-------- Input

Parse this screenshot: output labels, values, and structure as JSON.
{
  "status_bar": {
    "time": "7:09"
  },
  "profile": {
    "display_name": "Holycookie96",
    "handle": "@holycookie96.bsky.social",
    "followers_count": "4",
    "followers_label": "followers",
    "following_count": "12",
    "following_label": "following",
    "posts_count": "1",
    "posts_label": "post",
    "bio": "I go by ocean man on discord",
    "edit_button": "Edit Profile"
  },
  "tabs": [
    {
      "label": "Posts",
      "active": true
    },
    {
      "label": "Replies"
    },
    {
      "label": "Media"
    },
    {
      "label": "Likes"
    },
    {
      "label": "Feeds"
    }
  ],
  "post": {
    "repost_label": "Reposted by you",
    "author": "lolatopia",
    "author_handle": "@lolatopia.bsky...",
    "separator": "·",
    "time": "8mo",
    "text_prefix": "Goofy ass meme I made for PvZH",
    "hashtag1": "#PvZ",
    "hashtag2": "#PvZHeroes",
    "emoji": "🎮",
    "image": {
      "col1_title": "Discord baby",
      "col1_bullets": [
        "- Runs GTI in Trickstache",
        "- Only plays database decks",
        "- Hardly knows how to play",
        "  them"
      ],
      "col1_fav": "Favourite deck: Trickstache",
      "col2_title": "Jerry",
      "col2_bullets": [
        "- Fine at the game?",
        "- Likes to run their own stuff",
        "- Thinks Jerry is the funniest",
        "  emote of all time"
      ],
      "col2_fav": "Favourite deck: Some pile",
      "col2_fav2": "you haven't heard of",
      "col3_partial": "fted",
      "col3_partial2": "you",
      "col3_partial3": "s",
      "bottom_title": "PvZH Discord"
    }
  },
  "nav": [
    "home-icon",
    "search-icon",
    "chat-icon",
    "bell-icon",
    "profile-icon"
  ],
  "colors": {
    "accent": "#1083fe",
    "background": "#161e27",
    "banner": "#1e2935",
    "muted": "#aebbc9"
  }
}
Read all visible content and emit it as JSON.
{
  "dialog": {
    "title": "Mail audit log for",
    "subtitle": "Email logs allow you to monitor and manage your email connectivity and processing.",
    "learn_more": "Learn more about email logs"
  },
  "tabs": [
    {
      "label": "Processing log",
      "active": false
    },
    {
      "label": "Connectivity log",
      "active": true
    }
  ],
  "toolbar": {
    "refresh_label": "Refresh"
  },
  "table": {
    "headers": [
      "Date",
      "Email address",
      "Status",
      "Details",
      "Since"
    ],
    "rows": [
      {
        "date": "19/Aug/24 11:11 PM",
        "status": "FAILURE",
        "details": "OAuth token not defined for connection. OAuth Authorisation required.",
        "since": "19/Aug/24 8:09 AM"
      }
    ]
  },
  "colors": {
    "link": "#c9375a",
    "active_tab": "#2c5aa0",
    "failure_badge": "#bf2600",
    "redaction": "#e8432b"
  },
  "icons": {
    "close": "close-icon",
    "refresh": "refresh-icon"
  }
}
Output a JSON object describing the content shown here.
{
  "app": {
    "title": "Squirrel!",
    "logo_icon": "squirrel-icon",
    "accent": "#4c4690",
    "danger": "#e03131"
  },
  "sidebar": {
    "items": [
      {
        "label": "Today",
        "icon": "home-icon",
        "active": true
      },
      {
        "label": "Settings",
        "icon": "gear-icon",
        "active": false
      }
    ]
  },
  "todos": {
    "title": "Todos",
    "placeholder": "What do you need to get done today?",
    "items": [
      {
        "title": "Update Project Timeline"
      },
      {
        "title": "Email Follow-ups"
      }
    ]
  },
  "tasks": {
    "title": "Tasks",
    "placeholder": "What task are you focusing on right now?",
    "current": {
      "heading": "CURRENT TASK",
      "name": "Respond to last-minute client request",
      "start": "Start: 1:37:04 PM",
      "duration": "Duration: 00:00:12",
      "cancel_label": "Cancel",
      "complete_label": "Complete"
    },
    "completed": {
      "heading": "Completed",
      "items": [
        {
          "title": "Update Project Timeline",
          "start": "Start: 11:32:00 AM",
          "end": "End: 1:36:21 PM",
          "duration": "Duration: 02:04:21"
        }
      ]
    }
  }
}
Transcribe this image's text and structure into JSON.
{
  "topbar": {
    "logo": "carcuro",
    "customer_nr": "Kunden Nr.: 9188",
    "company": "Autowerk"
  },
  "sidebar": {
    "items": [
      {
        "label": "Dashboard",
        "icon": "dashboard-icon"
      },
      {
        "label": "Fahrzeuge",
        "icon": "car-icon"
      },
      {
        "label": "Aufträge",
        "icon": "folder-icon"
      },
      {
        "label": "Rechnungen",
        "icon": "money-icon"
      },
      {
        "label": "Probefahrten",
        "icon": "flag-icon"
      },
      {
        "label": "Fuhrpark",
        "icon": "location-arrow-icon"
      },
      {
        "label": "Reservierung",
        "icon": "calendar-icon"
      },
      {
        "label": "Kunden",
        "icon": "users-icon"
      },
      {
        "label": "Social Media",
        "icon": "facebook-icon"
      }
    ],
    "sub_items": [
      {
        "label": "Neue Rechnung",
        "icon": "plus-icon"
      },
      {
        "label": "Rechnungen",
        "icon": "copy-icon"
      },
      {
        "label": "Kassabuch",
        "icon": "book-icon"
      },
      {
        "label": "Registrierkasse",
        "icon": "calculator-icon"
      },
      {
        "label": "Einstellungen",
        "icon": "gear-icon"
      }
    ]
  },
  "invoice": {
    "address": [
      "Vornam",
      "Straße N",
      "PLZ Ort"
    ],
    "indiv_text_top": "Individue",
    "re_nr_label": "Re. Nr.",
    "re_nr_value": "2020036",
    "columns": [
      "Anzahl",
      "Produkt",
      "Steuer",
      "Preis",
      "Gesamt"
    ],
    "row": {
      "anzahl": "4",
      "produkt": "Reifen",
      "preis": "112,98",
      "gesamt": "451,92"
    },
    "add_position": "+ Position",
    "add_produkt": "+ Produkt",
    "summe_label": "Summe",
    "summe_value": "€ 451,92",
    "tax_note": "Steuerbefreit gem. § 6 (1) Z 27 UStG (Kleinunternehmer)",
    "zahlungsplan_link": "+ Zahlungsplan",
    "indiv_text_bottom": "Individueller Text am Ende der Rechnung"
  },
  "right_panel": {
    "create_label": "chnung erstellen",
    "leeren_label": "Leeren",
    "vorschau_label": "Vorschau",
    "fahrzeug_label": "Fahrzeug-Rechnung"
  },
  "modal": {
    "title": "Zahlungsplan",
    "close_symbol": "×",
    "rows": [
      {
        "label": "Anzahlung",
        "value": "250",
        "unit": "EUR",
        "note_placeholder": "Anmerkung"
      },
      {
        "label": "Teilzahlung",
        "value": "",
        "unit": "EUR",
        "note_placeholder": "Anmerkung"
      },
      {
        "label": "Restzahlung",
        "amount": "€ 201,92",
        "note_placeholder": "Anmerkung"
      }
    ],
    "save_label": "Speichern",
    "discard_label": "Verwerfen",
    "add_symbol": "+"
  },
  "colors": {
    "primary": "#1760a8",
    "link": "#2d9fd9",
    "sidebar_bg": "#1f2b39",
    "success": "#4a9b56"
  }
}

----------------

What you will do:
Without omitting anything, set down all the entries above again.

Exercise result:
Parse this screenshot: output labels, values, and structure as JSON.
{
  "status_bar": {
    "time": "7:09"
  },
  "profile": {
    "display_name": "Holycookie96",
    "handle": "@holycookie96.bsky.social",
    "followers_count": "4",
    "followers_label": "followers",
    "following_count": "12",
    "following_label": "following",
    "posts_count": "1",
    "posts_label": "post",
    "bio": "I go by ocean man on discord",
    "edit_button": "Edit Profile"
  },
  "tabs": [
    {
      "label": "Posts",
      "active": true
    },
    {
      "label": "Replies"
    },
    {
      "label": "Media"
    },
    {
      "label": "Likes"
    },
    {
      "label": "Feeds"
    }
  ],
  "post": {
    "repost_label": "Reposted by you",
    "author": "lolatopia",
    "author_handle": "@lolatopia.bsky...",
    "separator": "·",
    "time": "8mo",
    "text_prefix": "Goofy ass meme I made for PvZH",
    "hashtag1": "#PvZ",
    "hashtag2": "#PvZHeroes",
    "emoji": "🎮",
    "image": {
      "col1_title": "Discord baby",
      "col1_bullets": [
        "- Runs GTI in Trickstache",
        "- Only plays database decks",
        "- Hardly knows how to play",
        "  them"
      ],
      "col1_fav": "Favourite deck: Trickstache",
      "col2_title": "Jerry",
      "col2_bullets": [
        "- Fine at the game?",
        "- Likes to run their own stuff",
        "- Thinks Jerry is the funniest",
        "  emote of all time"
      ],
      "col2_fav": "Favourite deck: Some pile",
      "col2_fav2": "you haven't heard of",
      "col3_partial": "fted",
      "col3_partial2": "you",
      "col3_partial3": "s",
      "bottom_title": "PvZH Discord"
    }
  },
  "nav": [
    "home-icon",
    "search-icon",
    "chat-icon",
    "bell-icon",
    "profile-icon"
  ],
  "colors": {
    "accent": "#1083fe",
    "background": "#161e27",
    "banner": "#1e2935",
    "muted": "#aebbc9"
  }
}
Read all visible content and emit it as JSON.
{
  "dialog": {
    "title": "Mail audit log for",
    "subtitle": "Email logs allow you to monitor and manage your email connectivity and processing.",
    "learn_more": "Learn more about email logs"
  },
  "tabs": [
    {
      "label": "Processing log",
      "active": false
    },
    {
      "label": "Connectivity log",
      "active": true
    }
  ],
  "toolbar": {
    "refresh_label": "Refresh"
  },
  "table": {
    "headers": [
      "Date",
      "Email address",
      "Status",
      "Details",
      "Since"
    ],
    "rows": [
      {
        "date": "19/Aug/24 11:11 PM",
        "status": "FAILURE",
        "details": "OAuth token not defined for connection. OAuth Authorisation required.",
        "since": "19/Aug/24 8:09 AM"
      }
    ]
  },
  "colors": {
    "link": "#c9375a",
    "active_tab": "#2c5aa0",
    "failure_badge": "#bf2600",
    "redaction": "#e8432b"
  },
  "icons": {
    "close": "close-icon",
    "refresh": "refresh-icon"
  }
}
Output a JSON object describing the content shown here.
{
  "app": {
    "title": "Squirrel!",
    "logo_icon": "squirrel-icon",
    "accent": "#4c4690",
    "danger": "#e03131"
  },
  "sidebar": {
    "items": [
      {
        "label": "Today",
        "icon": "home-icon",
        "active": true
      },
      {
        "label": "Settings",
        "icon": "gear-icon",
        "active": false
      }
    ]
  },
  "todos": {
    "title": "Todos",
    "placeholder": "What do you need to get done today?",
    "items": [
      {
        "title": "Update Project Timeline"
      },
      {
        "title": "Email Follow-ups"
      }
    ]
  },
  "tasks": {
    "title": "Tasks",
    "placeholder": "What task are you focusing on right now?",
    "current": {
      "heading": "CURRENT TASK",
      "name": "Respond to last-minute client request",
      "start": "Start: 1:37:04 PM",
      "duration": "Duration: 00:00:12",
      "cancel_label": "Cancel",
      "complete_label": "Complete"
    },
    "completed": {
      "heading": "Completed",
      "items": [
        {
          "title": "Update Project Timeline",
          "start": "Start: 11:32:00 AM",
          "end": "End: 1:36:21 PM",
          "duration": "Duration: 02:04:21"
        }
      ]
    }
  }
}
Transcribe this image's text and structure into JSON.
{
  "topbar": {
    "logo": "carcuro",
    "customer_nr": "Kunden Nr.: 9188",
    "company": "Autowerk"
  },
  "sidebar": {
    "items": [
      {
        "label": "Dashboard",
        "icon": "dashboard-icon"
      },
      {
        "label": "Fahrzeuge",
        "icon": "car-icon"
      },
      {
        "label": "Aufträge",
        "icon": "folder-icon"
      },
      {
        "label": "Rechnungen",
        "icon": "money-icon"
      },
      {
        "label": "Probefahrten",
        "icon": "flag-icon"
      },
      {
        "label": "Fuhrpark",
        "icon": "location-arrow-icon"
      },
      {
        "label": "Reservierung",
        "icon": "calendar-icon"
      },
      {
        "label": "Kunden",
        "icon": "users-icon"
      },
      {
        "label": "Social Media",
        "icon": "facebook-icon"
      }
    ],
    "sub_items": [
      {
        "label": "Neue Rechnung",
        "icon": "plus-icon"
      },
      {
        "label": "Rechnungen",
        "icon": "copy-icon"
      },
      {
        "label": "Kassabuch",
        "icon": "book-icon"
      },
      {
        "label": "Registrierkasse",
        "icon": "calculator-icon"
      },
      {
        "label": "Einstellungen",
        "icon": "gear-icon"
      }
    ]
  },
  "invoice": {
    "address": [
      "Vornam",
      "Straße N",
      "PLZ Ort"
    ],
    "indiv_text_top": "Individue",
    "re_nr_label": "Re. Nr.",
    "re_nr_value": "2020036",
    "columns": [
      "Anzahl",
      "Produkt",
      "Steuer",
      "Preis",
      "Gesamt"
    ],
    "row": {
      "anzahl": "4",
      "produkt": "Reifen",
      "preis": "112,98",
      "gesamt": "451,92"
    },
    "add_position": "+ Position",
    "add_produkt": "+ Produkt",
    "summe_label": "Summe",
    "summe_value": "€ 451,92",
    "tax_note": "Steuerbefreit gem. § 6 (1) Z 27 UStG (Kleinunternehmer)",
    "zahlungsplan_link": "+ Zahlungsplan",
    "indiv_text_bottom": "Individueller Text am Ende der Rechnung"
  },
  "right_panel": {
    "create_label": "chnung erstellen",
    "leeren_label": "Leeren",
    "vorschau_label": "Vorschau",
    "fahrzeug_label": "Fahrzeug-Rechnung"
  },
  "modal": {
    "title": "Zahlungsplan",
    "close_symbol": "×",
    "rows": [
      {
        "label": "Anzahlung",
        "value": "250",
        "unit": "EUR",
        "note_placeholder": "Anmerkung"
      },
      {
        "label": "Teilzahlung",
        "value": "",
        "unit": "EUR",
        "note_placeholder": "Anmerkung"
      },
      {
        "label": "Restzahlung",
        "amount": "€ 201,92",
        "note_placeholder": "Anmerkung"
      }
    ],
    "save_label": "Speichern",
    "discard_label": "Verwerfen",
    "add_symbol": "+"
  },
  "colors": {
    "primary": "#1760a8",
    "link": "#2d9fd9",
    "sidebar_bg": "#1f2b39",
    "success": "#4a9b56"
  }
}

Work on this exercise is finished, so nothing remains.